- I’d stop feeling weird and start embracing our differences. Call it a case of “suburbia-itis,” but back in that day, I was consumed with what others thought of me and our family. It wasn’t until years later that I embraced (and celebrated) just how weird our family was and is. It kept me from being myself for a long time. Today, I love being weird. I don’t even see the odd looks that people give us anymore.
- I’d laugh a lot more about a lot more stuff. I didn’t laugh nearly enough 12 years ago. I gave stress permission to set up residence in my heart. When the children in our care did something ridiculous, I overreacted instead of taking a deep breath and gaining a new perspective.
- I’d stop worrying that my foster children would “infect” my other children. I hate it when I hear people talk about their biological or adopted children being influenced or changed by their foster children. As if the children in their care carried some disease that was contagious. What an awful way to view a child. Yes, I had thoughts similar to this back in the day. They often dictated how I parented my daughter versus how I parented the two children in our care. I would change that in a heartbeat if I could.
- I’d share way less information with way less people.
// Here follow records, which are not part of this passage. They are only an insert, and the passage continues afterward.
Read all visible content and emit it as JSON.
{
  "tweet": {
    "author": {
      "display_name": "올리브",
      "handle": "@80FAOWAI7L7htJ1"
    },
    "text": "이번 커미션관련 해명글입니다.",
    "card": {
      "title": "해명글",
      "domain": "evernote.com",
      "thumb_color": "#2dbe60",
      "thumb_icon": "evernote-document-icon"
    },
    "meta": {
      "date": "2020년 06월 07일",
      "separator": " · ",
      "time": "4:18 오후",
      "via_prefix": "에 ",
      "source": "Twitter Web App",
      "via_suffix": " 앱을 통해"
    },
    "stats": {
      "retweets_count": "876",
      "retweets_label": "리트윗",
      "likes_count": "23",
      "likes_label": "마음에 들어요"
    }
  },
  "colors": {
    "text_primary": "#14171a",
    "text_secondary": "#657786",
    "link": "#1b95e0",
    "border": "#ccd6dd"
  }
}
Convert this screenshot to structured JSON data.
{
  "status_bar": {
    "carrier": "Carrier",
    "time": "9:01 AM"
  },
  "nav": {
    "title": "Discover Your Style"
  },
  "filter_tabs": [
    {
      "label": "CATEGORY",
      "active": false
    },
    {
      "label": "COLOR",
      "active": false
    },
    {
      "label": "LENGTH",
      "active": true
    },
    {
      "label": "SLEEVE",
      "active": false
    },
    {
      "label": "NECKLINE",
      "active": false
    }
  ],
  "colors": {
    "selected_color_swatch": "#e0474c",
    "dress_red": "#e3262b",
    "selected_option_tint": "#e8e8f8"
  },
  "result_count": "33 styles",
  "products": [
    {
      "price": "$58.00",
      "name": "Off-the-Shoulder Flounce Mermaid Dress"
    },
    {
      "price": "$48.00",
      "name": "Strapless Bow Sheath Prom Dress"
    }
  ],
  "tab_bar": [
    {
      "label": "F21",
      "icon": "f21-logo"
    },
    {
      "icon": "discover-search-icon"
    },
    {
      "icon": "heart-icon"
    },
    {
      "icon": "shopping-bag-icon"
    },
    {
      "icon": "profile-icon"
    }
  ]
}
One of the biggest points of clarity I’ve received over the years is that there are a lot of well-intentioned people in your life that shouldn’t be trusted with any of your family’s information for as far as you can throw them. We met many people like this in the beginning. We overshared. Wish we wouldn’t have.
- I’d find out why the children in my care never meet a stranger. I had no idea that there was such a thing as attachment disorders 12 years ago. I had no idea why some of the children in our care would jump into the arms of a complete stranger. Looking back, however, I realize how abnormal that was. If I could, I’d go back in time, educate myself (similar to trauma) and create better boundaries.
- I’d have way more compassion. I just wasn’t as compassionate as I needed to be. I would change that instantly. What I’ve learned is this: The more compassionate you are, the fuller your life becomes!
- I’d celebrate my family’s beautiful story much more. It took me years to see how beautiful, amazing and perfectly imperfect our family’s story was. When I was in college I had this ideal image in my mind, but God was writing something more amazing than I could’ve imagined or dreamed. Looking back, I’d embrace that and celebrate it way more than I did!
The more compassionate you are, the fuller your life becomes!
The last thing I want to do is beat myself up for things I have no control over. So, I’m not going to do that. I can’t change the past, I can only learn from it and move forward into the future. But, maybe you can learn from my past mistakes? Maybe you are in year 1 and you’re struggling to find your way? I don’t want you to write a blog post or journal entry along the lines of, “If only I could’ve done that differently.”
Yes hindsight is 20/20! And the past can teach us a lot about the future. If my past experience can speak into the life of someone just starting out on the foster parenting journey, then everything I went through in year 1 wasn’t a mistake. It was valuable!
Mike and Kristin Berry are the authors of the Confessions of an Adoptive Parent blog and the book The Adoptive Parent Toolbox. They are the parents of 8 children, all of whom are adopted. Mike and Kristin’s passion is to reach overwhelmed, weary, and stressed out parents, all over the globe, with this message: “There is hope…..you’re not alone on this journey!”